It can be a low stress, mostly positive way to train. Many very skilled lure trainers have taken their dogs to the top levels of competition using this method. There are many advanced lure & reward techniques and whole books have been written on how to train dogs this way.
One of the features of Mark & Reward training is that there is neither a threat nor a reward present while we are getting the initial behaviour. No leash attached to a collar that could be used to yank, no obvious food or toy to follow. There are two basic ways that I can teach behaviour with a marker – simply capture the behaviour you want as your dog does it naturally during their normal daily behaviour or find a way to prompt the dog to do the behaviour you want by introducing something into the environment (NOTE: Technically, a LURE can be considered a form of prompt).
The downside of the “Capture” method is that it can be time consuming. I have to wait for my dog to sit or down or whatever behaviour I was looking for before I could mark and reward it. The “Prompt” method is not without it’s problems but it has the distinct advantage of being much more controlled. I can choose when to prompt and be ready to mark and reward. The challenge is to choose my prompts carefully.
The challenge of “Prompting” is that my dog might start to associate the prompt as a part of what I’m looking for. This can be a good thing if I want my prompt to eventually become a visual cue.
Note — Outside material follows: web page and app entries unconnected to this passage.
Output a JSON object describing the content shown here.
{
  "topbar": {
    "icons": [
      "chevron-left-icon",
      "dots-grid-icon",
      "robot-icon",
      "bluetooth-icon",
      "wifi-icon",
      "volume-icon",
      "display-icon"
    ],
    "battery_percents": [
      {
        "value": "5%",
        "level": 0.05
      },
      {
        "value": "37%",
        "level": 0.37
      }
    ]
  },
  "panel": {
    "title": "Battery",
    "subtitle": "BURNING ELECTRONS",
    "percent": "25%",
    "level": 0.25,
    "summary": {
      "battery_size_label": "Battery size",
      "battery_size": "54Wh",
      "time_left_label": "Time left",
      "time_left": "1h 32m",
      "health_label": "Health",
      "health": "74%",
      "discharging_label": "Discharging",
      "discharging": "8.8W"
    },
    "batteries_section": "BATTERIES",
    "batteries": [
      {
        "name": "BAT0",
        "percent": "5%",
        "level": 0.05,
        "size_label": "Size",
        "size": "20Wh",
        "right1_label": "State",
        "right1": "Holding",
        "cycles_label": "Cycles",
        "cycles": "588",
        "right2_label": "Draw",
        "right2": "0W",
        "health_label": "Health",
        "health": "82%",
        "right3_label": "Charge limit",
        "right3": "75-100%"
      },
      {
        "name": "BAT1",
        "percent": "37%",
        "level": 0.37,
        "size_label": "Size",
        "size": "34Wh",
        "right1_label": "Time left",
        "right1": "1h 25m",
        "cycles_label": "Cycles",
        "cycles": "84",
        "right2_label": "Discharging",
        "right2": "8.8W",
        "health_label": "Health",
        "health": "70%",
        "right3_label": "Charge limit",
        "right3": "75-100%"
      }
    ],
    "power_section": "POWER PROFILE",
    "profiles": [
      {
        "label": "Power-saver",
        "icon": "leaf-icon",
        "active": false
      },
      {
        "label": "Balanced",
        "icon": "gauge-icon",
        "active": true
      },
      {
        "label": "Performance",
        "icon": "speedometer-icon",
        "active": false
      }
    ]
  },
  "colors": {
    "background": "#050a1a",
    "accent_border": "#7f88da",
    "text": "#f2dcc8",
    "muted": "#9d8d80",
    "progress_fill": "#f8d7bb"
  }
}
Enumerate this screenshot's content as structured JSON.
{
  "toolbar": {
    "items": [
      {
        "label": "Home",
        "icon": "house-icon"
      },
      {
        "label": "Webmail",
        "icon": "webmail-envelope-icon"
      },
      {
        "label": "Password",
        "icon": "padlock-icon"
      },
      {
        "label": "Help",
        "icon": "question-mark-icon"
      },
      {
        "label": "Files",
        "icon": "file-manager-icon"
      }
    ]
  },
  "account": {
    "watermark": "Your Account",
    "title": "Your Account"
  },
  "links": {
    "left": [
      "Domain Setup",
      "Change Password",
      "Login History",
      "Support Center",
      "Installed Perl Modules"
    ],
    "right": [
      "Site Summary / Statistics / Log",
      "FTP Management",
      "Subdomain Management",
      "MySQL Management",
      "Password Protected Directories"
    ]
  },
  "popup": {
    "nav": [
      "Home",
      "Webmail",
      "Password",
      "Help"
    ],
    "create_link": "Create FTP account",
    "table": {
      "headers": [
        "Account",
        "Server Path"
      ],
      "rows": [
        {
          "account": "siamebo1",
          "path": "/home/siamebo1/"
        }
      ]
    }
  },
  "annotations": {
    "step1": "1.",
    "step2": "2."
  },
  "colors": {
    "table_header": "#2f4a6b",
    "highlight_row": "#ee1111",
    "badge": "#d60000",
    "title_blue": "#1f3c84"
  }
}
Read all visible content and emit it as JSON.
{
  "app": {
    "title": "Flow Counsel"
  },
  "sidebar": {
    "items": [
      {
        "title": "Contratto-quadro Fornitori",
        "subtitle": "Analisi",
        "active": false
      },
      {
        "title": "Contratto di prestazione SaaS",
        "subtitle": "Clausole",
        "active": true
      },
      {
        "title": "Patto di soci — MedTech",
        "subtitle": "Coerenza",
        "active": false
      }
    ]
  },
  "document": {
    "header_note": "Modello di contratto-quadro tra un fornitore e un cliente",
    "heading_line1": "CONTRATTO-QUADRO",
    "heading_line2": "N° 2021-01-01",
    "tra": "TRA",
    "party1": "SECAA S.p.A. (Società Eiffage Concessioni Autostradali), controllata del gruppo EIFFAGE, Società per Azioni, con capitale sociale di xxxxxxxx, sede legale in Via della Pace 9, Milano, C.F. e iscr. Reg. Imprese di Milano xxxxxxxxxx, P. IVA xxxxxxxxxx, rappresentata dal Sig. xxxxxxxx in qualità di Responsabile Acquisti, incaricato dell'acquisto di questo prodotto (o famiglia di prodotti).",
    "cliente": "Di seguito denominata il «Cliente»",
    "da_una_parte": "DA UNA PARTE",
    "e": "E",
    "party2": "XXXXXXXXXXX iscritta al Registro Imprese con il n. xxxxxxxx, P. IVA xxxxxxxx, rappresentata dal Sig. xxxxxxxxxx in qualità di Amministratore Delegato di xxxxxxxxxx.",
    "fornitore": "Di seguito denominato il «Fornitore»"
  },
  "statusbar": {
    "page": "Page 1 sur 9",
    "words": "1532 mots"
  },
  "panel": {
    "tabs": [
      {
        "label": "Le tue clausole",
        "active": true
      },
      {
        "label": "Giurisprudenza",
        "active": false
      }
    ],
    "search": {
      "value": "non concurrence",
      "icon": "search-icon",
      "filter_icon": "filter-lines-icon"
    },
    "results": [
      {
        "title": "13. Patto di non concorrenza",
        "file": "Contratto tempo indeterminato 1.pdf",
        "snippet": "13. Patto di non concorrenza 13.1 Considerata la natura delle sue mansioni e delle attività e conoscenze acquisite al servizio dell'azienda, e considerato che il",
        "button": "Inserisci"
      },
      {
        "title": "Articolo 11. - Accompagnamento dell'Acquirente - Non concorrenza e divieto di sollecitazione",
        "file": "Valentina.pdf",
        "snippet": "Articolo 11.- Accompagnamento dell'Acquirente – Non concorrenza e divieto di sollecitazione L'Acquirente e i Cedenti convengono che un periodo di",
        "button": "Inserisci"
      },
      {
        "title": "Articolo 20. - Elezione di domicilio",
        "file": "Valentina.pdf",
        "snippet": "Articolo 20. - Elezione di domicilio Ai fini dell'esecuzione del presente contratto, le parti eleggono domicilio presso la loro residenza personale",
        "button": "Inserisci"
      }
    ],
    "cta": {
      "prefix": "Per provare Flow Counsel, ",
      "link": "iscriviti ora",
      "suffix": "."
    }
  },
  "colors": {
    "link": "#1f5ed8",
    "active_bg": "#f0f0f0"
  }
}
For example, when I teach my dogs to sit, I lift my hand up in front of me to draw they eyes upward. This generally prompts a sit behaviour that I mark and reward. As I fade out the hand motion to become smaller and smaller, my dog learns that it is the sit that gets the reward and the hand signal becomes a cue (NOTE: technically a cue is a prompt and vice versa).
It’s a very exciting time in animal training. Science is opening up all kinds of new windows on our dog’s behaviour and motivation. Much of that new knowledge is being used to make our training more effective and easier to do. It uses our dog’s natural behavioural tendencies in ways that help us to help them learn faster. This article just scratches the surface of where we have been.
In the second part of this series, I’m going to talk about some of the newer techniques being explored. Lessons we are learning from behaviour and psychology labs as well as from studies of canine behaviour and perception are giving us new approaches and new ideas to use in training dogs. Stay tuned, there is more exciting stuff coming!
Until next time, have fun with your dogs!
The NEW Canine Nation ebook is now available –
“Relationships: Life with Dogs”
Photo credits –